Work through the records below and tally every line containing "green". Reply with the total alone.

[App and web page records]
════════════════
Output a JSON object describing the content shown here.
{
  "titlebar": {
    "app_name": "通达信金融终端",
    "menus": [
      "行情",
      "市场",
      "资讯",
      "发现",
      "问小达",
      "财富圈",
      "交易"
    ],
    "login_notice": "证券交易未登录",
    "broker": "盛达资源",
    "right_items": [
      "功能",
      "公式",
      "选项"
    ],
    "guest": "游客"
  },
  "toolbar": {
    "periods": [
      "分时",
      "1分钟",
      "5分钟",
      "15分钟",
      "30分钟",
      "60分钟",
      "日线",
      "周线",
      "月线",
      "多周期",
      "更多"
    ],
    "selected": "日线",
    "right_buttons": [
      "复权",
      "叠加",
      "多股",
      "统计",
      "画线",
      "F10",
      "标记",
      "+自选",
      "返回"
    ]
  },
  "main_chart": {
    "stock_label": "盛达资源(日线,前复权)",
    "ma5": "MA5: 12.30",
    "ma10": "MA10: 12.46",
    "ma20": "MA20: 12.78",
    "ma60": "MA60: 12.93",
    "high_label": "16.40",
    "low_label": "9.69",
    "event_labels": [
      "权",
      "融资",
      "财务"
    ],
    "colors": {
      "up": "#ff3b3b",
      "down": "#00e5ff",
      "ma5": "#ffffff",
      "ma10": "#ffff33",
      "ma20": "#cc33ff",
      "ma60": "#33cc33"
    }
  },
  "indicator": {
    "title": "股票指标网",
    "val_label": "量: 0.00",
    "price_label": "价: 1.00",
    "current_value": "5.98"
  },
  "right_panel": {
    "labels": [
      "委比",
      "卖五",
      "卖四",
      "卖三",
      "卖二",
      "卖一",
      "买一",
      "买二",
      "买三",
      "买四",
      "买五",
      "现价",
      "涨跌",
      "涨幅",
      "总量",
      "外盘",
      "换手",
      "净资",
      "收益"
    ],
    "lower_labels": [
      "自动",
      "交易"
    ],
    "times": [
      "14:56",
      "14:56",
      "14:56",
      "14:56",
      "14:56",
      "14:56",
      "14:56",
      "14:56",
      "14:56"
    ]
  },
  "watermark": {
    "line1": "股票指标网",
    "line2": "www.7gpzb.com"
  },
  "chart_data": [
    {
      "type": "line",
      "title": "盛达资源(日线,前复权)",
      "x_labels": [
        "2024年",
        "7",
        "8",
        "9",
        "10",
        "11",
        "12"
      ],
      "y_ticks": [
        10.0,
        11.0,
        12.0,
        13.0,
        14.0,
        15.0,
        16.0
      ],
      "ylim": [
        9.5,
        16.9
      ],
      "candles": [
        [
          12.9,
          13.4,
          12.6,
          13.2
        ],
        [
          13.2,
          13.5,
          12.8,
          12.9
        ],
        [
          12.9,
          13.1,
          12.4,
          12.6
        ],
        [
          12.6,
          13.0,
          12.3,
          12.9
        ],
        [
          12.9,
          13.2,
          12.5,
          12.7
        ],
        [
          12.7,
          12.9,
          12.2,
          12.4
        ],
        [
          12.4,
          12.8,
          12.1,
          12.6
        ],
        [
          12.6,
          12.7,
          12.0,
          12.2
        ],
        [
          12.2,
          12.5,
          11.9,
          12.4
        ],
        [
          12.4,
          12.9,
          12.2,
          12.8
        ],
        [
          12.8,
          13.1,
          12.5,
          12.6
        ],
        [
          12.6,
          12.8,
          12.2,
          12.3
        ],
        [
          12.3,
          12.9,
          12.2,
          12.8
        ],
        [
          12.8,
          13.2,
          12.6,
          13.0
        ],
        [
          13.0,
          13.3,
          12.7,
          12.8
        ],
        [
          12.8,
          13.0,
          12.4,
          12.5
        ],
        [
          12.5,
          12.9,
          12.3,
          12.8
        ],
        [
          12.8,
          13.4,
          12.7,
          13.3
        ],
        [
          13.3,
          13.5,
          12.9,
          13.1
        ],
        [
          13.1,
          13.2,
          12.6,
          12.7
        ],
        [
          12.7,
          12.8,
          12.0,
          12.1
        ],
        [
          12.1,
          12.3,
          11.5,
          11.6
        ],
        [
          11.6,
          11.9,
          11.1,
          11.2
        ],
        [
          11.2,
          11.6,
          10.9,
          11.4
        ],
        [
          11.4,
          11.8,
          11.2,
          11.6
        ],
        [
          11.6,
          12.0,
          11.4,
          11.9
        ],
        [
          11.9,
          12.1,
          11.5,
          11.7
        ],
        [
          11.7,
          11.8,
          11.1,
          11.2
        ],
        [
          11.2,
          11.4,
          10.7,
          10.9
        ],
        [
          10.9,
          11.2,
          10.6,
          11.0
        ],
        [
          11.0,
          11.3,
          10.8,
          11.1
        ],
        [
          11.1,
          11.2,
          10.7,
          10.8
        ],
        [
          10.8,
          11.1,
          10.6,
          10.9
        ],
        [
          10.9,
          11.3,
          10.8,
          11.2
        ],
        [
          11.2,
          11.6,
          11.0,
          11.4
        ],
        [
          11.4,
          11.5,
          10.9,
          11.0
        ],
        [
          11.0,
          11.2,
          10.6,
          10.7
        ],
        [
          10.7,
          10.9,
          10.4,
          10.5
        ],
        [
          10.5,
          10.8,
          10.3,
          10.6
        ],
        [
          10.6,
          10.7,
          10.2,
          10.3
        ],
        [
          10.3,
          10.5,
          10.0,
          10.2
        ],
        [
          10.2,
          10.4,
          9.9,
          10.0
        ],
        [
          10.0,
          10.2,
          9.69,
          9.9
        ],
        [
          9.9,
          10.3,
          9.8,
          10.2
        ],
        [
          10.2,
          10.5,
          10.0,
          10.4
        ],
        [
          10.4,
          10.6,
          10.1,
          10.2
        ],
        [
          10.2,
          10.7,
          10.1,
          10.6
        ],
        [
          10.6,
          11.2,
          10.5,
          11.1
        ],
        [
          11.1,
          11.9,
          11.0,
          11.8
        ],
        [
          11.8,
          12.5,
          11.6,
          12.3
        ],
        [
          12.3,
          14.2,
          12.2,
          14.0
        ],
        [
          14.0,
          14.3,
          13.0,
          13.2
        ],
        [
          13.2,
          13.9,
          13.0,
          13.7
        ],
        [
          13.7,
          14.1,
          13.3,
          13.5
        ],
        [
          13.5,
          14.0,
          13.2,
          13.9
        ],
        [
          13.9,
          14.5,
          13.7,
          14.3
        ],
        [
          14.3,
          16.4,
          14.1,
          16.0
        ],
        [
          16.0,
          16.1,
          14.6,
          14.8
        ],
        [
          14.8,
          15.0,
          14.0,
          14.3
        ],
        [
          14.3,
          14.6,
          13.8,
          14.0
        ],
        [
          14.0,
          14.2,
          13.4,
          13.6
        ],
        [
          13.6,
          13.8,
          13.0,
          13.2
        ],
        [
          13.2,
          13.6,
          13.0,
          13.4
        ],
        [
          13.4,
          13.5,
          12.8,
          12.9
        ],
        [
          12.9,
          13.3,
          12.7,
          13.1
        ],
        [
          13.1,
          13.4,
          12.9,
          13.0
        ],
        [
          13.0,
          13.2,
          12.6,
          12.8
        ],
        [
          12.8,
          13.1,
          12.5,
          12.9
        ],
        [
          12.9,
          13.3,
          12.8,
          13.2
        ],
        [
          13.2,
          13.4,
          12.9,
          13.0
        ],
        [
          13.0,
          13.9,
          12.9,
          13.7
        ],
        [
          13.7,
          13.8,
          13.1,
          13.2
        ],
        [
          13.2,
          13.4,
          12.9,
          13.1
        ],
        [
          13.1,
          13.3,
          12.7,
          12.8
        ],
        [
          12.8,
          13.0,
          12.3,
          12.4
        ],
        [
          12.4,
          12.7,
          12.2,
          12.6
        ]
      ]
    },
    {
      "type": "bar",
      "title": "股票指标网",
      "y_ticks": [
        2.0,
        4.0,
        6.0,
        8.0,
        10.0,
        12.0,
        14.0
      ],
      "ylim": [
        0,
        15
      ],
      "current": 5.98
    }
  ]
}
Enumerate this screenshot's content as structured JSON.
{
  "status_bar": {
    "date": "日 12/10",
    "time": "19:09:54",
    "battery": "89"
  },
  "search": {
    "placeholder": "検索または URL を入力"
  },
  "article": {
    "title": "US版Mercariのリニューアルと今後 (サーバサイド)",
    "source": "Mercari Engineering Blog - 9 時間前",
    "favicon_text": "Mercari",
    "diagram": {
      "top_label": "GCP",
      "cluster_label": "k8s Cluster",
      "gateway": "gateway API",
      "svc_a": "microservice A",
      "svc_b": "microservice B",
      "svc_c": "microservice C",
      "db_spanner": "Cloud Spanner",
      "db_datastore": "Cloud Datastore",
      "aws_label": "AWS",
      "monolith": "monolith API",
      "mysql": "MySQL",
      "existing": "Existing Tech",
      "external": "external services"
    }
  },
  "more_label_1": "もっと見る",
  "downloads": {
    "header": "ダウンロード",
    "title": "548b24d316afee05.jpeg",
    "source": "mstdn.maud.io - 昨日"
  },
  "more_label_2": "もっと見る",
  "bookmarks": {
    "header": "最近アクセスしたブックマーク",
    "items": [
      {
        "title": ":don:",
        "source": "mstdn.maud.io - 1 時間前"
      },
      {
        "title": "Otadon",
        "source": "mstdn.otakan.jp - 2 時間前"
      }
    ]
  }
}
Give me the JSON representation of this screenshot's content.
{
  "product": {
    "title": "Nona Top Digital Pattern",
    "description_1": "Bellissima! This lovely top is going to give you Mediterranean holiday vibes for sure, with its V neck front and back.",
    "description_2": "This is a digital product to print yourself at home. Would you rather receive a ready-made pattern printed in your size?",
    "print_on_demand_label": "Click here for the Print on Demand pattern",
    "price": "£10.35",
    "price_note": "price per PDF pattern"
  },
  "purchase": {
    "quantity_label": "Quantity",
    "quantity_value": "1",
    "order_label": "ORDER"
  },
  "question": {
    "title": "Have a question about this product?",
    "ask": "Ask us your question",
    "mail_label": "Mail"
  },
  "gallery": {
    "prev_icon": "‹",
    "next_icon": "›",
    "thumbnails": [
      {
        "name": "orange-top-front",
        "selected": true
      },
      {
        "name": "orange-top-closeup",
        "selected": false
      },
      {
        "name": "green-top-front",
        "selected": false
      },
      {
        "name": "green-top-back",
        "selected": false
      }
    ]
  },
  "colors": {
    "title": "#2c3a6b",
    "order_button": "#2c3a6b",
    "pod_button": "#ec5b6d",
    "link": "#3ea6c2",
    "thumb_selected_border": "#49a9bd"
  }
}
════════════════
# TASK OUTPUT
2